____ Records
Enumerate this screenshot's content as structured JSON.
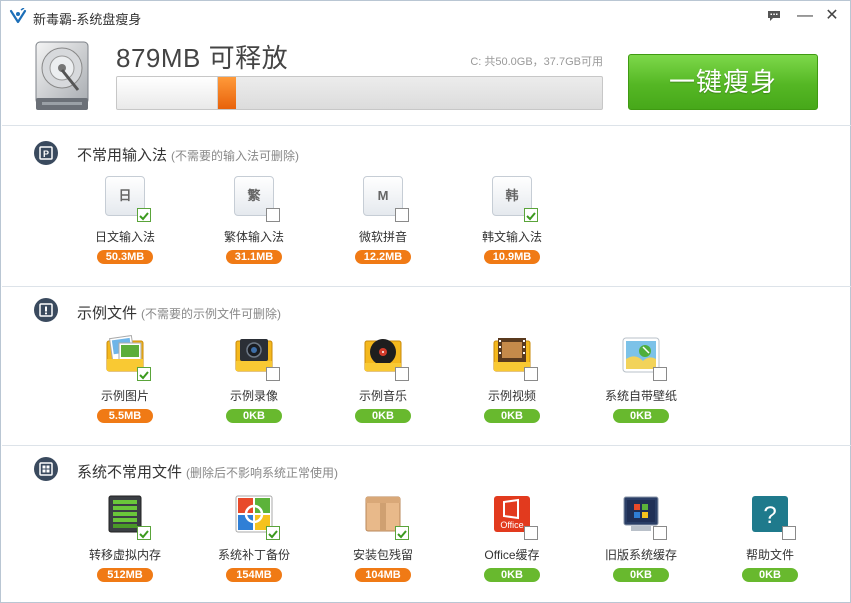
{
  "window": {
    "title": "新毒霸-系统盘瘦身"
  },
  "titlebar": {
    "feedback_icon": "chat-bubble-icon",
    "minimize_label": "—",
    "close_label": "✕"
  },
  "header": {
    "reclaim_text": "879MB 可释放",
    "disk_info": "C: 共50.0GB，37.7GB可用",
    "progress_used_fraction": 0.245,
    "slim_button_label": "一键瘦身",
    "accent_color": "#f07a15",
    "button_color": "#55b724"
  },
  "sections": [
    {
      "title": "不常用输入法",
      "hint": "(不需要的输入法可删除)",
      "items": [
        {
          "label": "日文输入法",
          "size": "50.3MB",
          "checked": true,
          "glyph": "日"
        },
        {
          "label": "繁体输入法",
          "size": "31.1MB",
          "checked": false,
          "glyph": "繁"
        },
        {
          "label": "微软拼音",
          "size": "12.2MB",
          "checked": false,
          "glyph": "M"
        },
        {
          "label": "韩文输入法",
          "size": "10.9MB",
          "checked": true,
          "glyph": "韩"
        }
      ]
    },
    {
      "title": "示例文件",
      "hint": "(不需要的示例文件可删除)",
      "items": [
        {
          "label": "示例图片",
          "size": "5.5MB",
          "checked": true
        },
        {
          "label": "示例录像",
          "size": "0KB",
          "checked": false
        },
        {
          "label": "示例音乐",
          "size": "0KB",
          "checked": false
        },
        {
          "label": "示例视频",
          "size": "0KB",
          "checked": false
        },
        {
          "label": "系统自带壁纸",
          "size": "0KB",
          "checked": false
        }
      ]
    },
    {
      "title": "系统不常用文件",
      "hint": "(删除后不影响系统正常使用)",
      "items": [
        {
          "label": "转移虚拟内存",
          "size": "512MB",
          "checked": true
        },
        {
          "label": "系统补丁备份",
          "size": "154MB",
          "checked": true
        },
        {
          "label": "安装包残留",
          "size": "104MB",
          "checked": true
        },
        {
          "label": "Office缓存",
          "size": "0KB",
          "checked": false,
          "glyph": "Office"
        },
        {
          "label": "旧版系统缓存",
          "size": "0KB",
          "checked": false
        },
        {
          "label": "帮助文件",
          "size": "0KB",
          "checked": false,
          "glyph": "?"
        }
      ]
    }
  ]
}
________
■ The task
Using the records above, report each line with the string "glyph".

■ Exercise answer
          "glyph": "日"
          "glyph": "繁"
          "glyph": "M"
          "glyph": "韩"
          "glyph": "Office"
          "glyph": "?"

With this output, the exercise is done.